Can she win? Joe Biden's election to the Senate proves the voters of that state have a high tolerance for politicians who often say foolish things. O'Donnell may start by speaking with the wisdom of Joe Biden, but she is most likely to vote for the wisdom of Abraham Lincoln.
Since we cannot get both settled intellectual maturity and good actions, Delaware voters should pick the OS most likely to good in the situation our nation now faces. One candidate will spend and tax more, the other candidate will tend to spend less and tax less. One candidate will make the Constitution fit his needs, while the other will try to limit her actions to the Constitution.
Which is the OS most likely to lead to our prosperity?
Of course voters must hope O'Donnell continues her trend of growing out of bad speculative ideas, but in Delaware it should be easy to get rid of a Republican senator who does not grow in office. On the other hand, elect her opponent and he will be in office for decades continuing his long career of predictably foolish actions.
A good example of her need to grow is her artless statement that God wants her to run and win. That statement is a kludge, a hack bit of theology that should be abandoned. If she simply meant that she tries to do what God wants, she should say this and leave it at that. If she personally believes she is obeying God and He will give her success, wisdom says to keep personal revelation personal.
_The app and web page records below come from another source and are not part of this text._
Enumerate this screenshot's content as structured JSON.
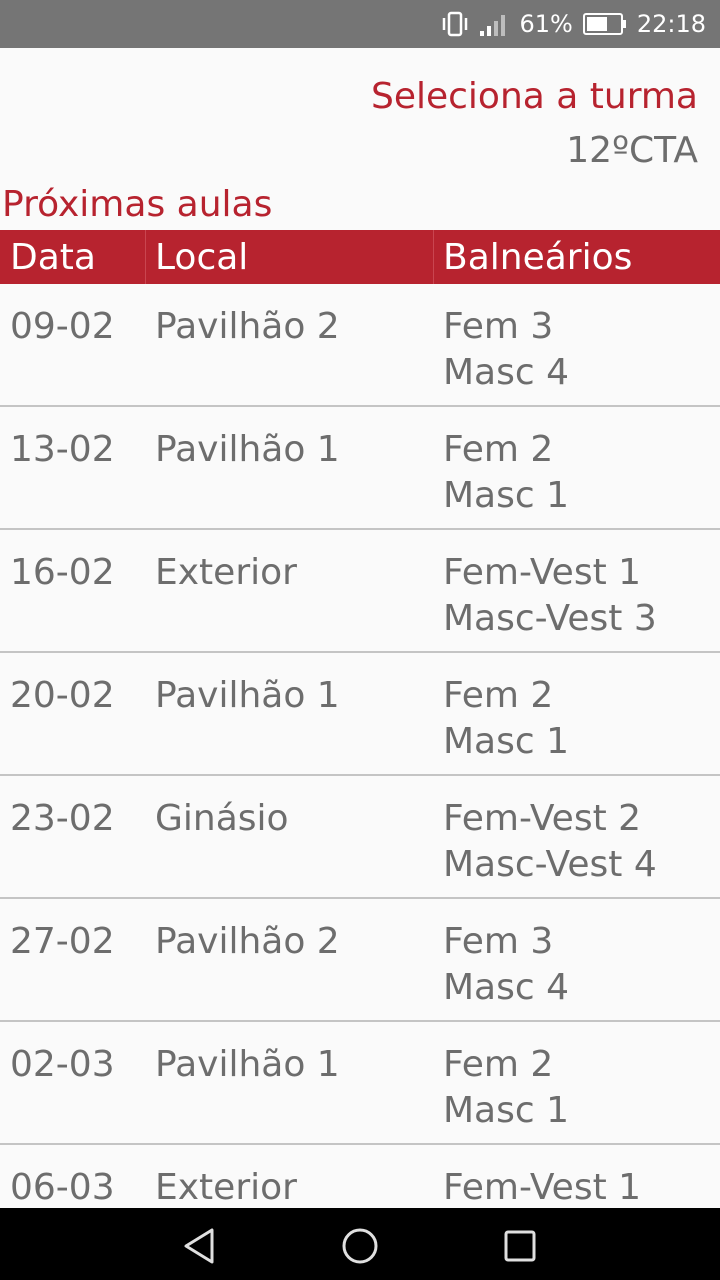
{
  "status_bar": {
    "battery_percent": "61%",
    "time": "22:18",
    "icons": [
      "vibrate-icon",
      "signal-icon",
      "battery-icon"
    ]
  },
  "header": {
    "select_label": "Seleciona a turma",
    "selected_class": "12ºCTA"
  },
  "section": {
    "title": "Próximas aulas"
  },
  "table": {
    "columns": [
      "Data",
      "Local",
      "Balneários"
    ],
    "rows": [
      {
        "date": "09-02",
        "local": "Pavilhão 2",
        "bal1": "Fem 3",
        "bal2": "Masc 4"
      },
      {
        "date": "13-02",
        "local": "Pavilhão 1",
        "bal1": "Fem 2",
        "bal2": "Masc 1"
      },
      {
        "date": "16-02",
        "local": "Exterior",
        "bal1": "Fem-Vest 1",
        "bal2": "Masc-Vest 3"
      },
      {
        "date": "20-02",
        "local": "Pavilhão 1",
        "bal1": "Fem 2",
        "bal2": "Masc 1"
      },
      {
        "date": "23-02",
        "local": "Ginásio",
        "bal1": "Fem-Vest 2",
        "bal2": "Masc-Vest 4"
      },
      {
        "date": "27-02",
        "local": "Pavilhão 2",
        "bal1": "Fem 3",
        "bal2": "Masc 4"
      },
      {
        "date": "02-03",
        "local": "Pavilhão 1",
        "bal1": "Fem 2",
        "bal2": "Masc 1"
      },
      {
        "date": "06-03",
        "local": "Exterior",
        "bal1": "Fem-Vest 1",
        "bal2": ""
      }
    ]
  },
  "nav_bar": {
    "icons": [
      "back-icon",
      "home-icon",
      "recent-apps-icon"
    ]
  },
  "colors": {
    "accent": "#b7232f",
    "text_gray": "#6d6d6d",
    "status_bar_bg": "#757575",
    "background": "#fafafa"
  }
}
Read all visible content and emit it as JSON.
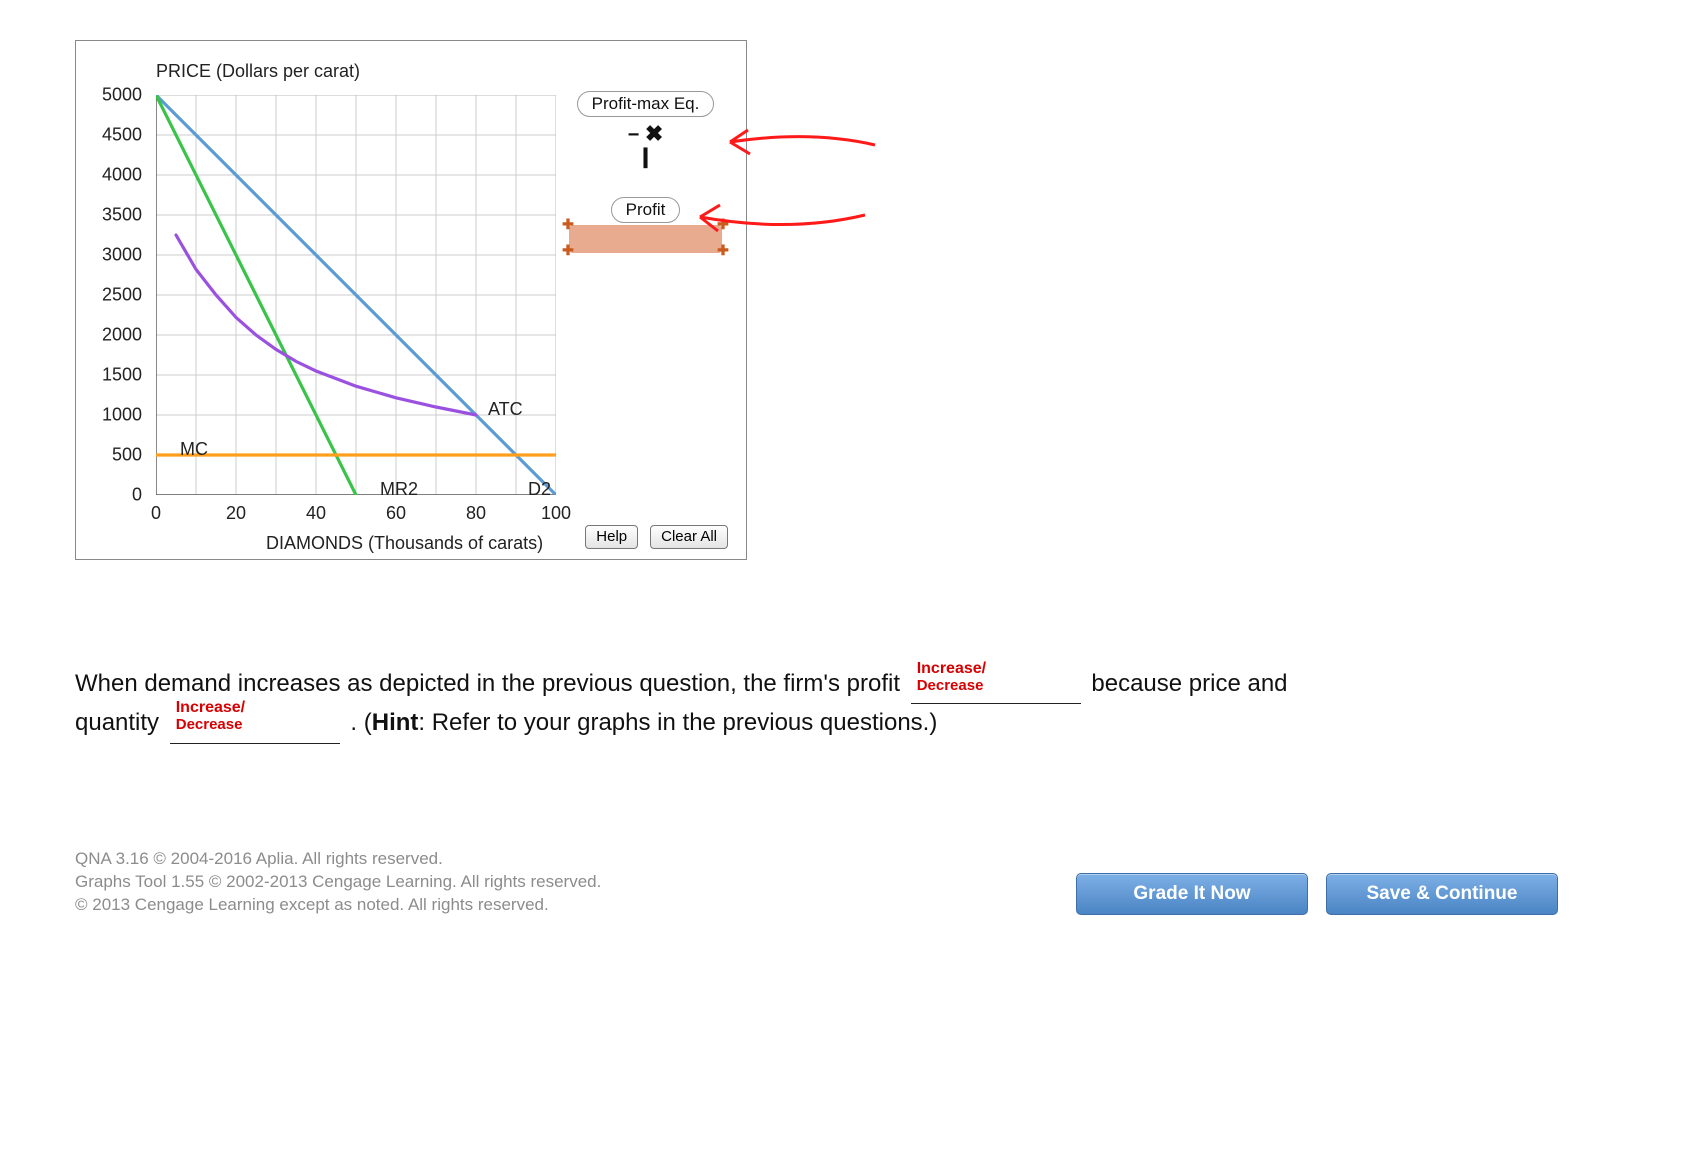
{
  "chart_data": {
    "type": "line",
    "title": "",
    "xlabel": "DIAMONDS (Thousands of carats)",
    "ylabel": "PRICE (Dollars per carat)",
    "xlim": [
      0,
      100
    ],
    "ylim": [
      0,
      5000
    ],
    "x_ticks": [
      0,
      20,
      40,
      60,
      80,
      100
    ],
    "y_ticks": [
      0,
      500,
      1000,
      1500,
      2000,
      2500,
      3000,
      3500,
      4000,
      4500,
      5000
    ],
    "series": [
      {
        "name": "D2",
        "color": "#5a9bd5",
        "x": [
          0,
          100
        ],
        "y": [
          5000,
          0
        ]
      },
      {
        "name": "MR2",
        "color": "#39c449",
        "x": [
          0,
          50
        ],
        "y": [
          5000,
          0
        ]
      },
      {
        "name": "MC",
        "color": "#ff9f1c",
        "x": [
          0,
          100
        ],
        "y": [
          500,
          500
        ]
      },
      {
        "name": "ATC",
        "color": "#9b51e0",
        "x": [
          5,
          10,
          15,
          20,
          25,
          30,
          35,
          40,
          50,
          60,
          70,
          80
        ],
        "y": [
          3250,
          2820,
          2500,
          2220,
          2000,
          1820,
          1670,
          1550,
          1360,
          1215,
          1100,
          1000
        ]
      }
    ],
    "curve_labels": [
      {
        "text": "MC",
        "x": 5,
        "y": 550
      },
      {
        "text": "MR2",
        "x": 55,
        "y": 50
      },
      {
        "text": "D2",
        "x": 92,
        "y": 50
      },
      {
        "text": "ATC",
        "x": 82,
        "y": 1050
      }
    ]
  },
  "tools": {
    "profit_max_label": "Profit-max Eq.",
    "profit_label": "Profit"
  },
  "buttons": {
    "help": "Help",
    "clear_all": "Clear All",
    "grade": "Grade It Now",
    "save": "Save & Continue"
  },
  "question": {
    "part1": "When demand increases as depicted in the previous question, the firm's profit ",
    "part2": " because price and quantity ",
    "part3": " . (",
    "hint_label": "Hint",
    "hint_text": ": Refer to your graphs in the previous questions.)",
    "blank_annot_line1": "Increase/",
    "blank_annot_line2": "Decrease"
  },
  "copyright": {
    "line1": "QNA 3.16 © 2004-2016 Aplia. All rights reserved.",
    "line2": "Graphs Tool 1.55 © 2002-2013 Cengage Learning. All rights reserved.",
    "line3": "© 2013 Cengage Learning except as noted. All rights reserved."
  }
}
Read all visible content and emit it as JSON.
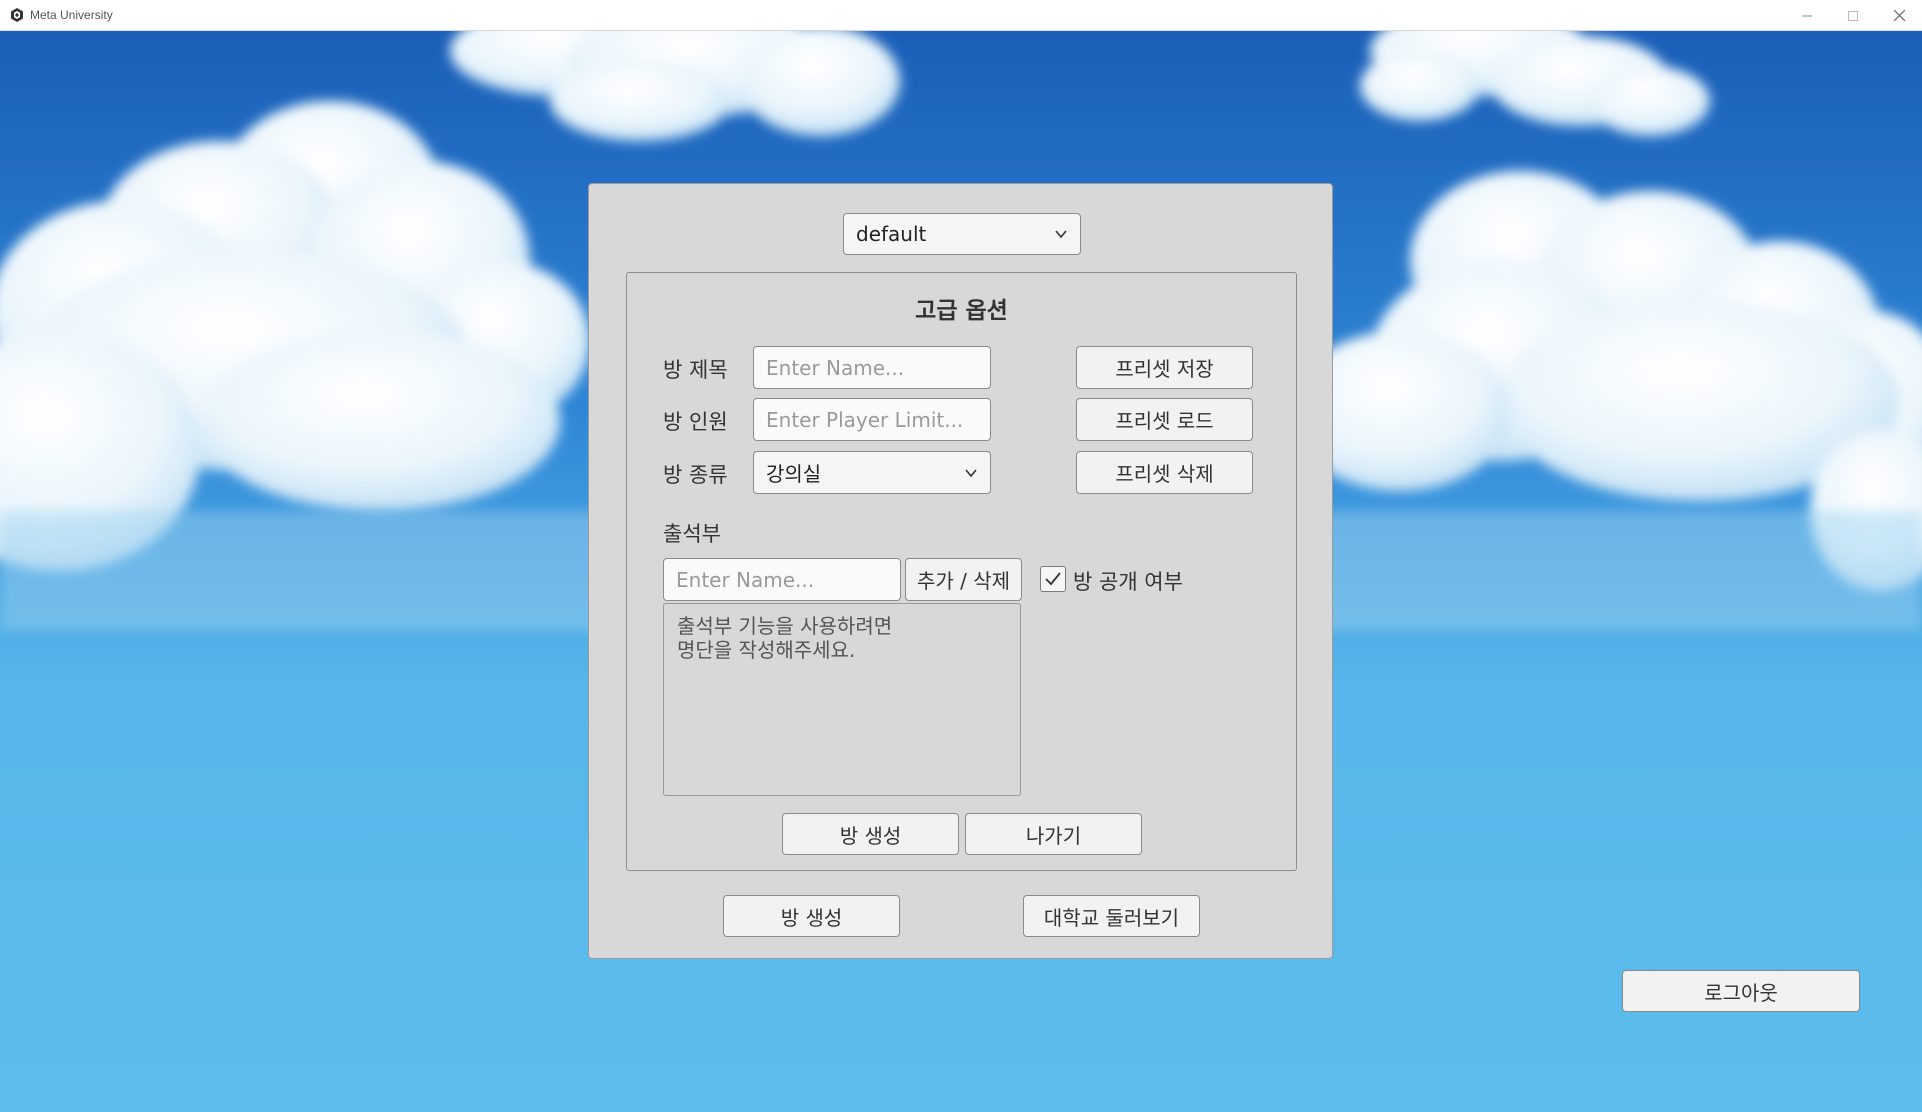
{
  "window": {
    "title": "Meta University"
  },
  "preset_select": {
    "value": "default"
  },
  "advanced": {
    "title": "고급 옵션",
    "room_title_label": "방 제목",
    "room_title_placeholder": "Enter Name...",
    "room_limit_label": "방 인원",
    "room_limit_placeholder": "Enter Player Limit...",
    "room_type_label": "방 종류",
    "room_type_value": "강의실",
    "preset_save": "프리셋 저장",
    "preset_load": "프리셋 로드",
    "preset_delete": "프리셋 삭제",
    "attendance_label": "출석부",
    "attendance_placeholder": "Enter Name...",
    "add_remove": "추가 / 삭제",
    "public_label": "방 공개 여부",
    "public_checked": true,
    "attendance_text": "출석부 기능을 사용하려면\n명단을 작성해주세요.",
    "create_button": "방 생성",
    "exit_button": "나가기"
  },
  "bottom": {
    "create_button": "방 생성",
    "tour_button": "대학교 둘러보기"
  },
  "logout_button": "로그아웃",
  "colors": {
    "sky_top": "#1a5fb8",
    "sky_bottom": "#5bbcec",
    "panel": "#d8d8d8"
  }
}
She should go read her Augustine: God's providence is not always easy to discern in the details of daily history. Personally God may comfort His children by drawing aside the curtain a bit, but that knowledge is not for the rest of us. Too much public confidence in private prayers may indicate pride, a dangerous quality in a politician.
If O'Donnell meant that she knows God wants her to win, she might be right, but she is probably guilty of a bad theology. At least she has shown the willingness to abandon bad theology in the past, so we can hope that soon she will clarify her statement.
When I go to buy personal electronics, it is easy to imagine better choices. I wish for the flexibility of my netbook with the ease and stability of the iPad. Those are not choices Target is giving me so I must settle for the OS that best meets my needs. Christian voters will find much to dislike in either the Republican or Democratic Parties, but they must choose, because those are the choices available. We will get imperfect pols and no Utopia.
If I were a Delaware voter, I would pick the candidate with the OS most likely to recall to her mind that Utopia will not come this side of God's Paradise and that no politician can be trusted: Christine O'Donnell.
John Mark Reynolds is the founder and director of the Torrey Honors Institute, and Professor of Philosophy at Biola University. In 1996 he received his Ph.D. in Philosophy from the University of Rochester. John Mark Reynolds can be found blogging regularly at Scriptorium Daily. This article originally appeared on October 4, 2010.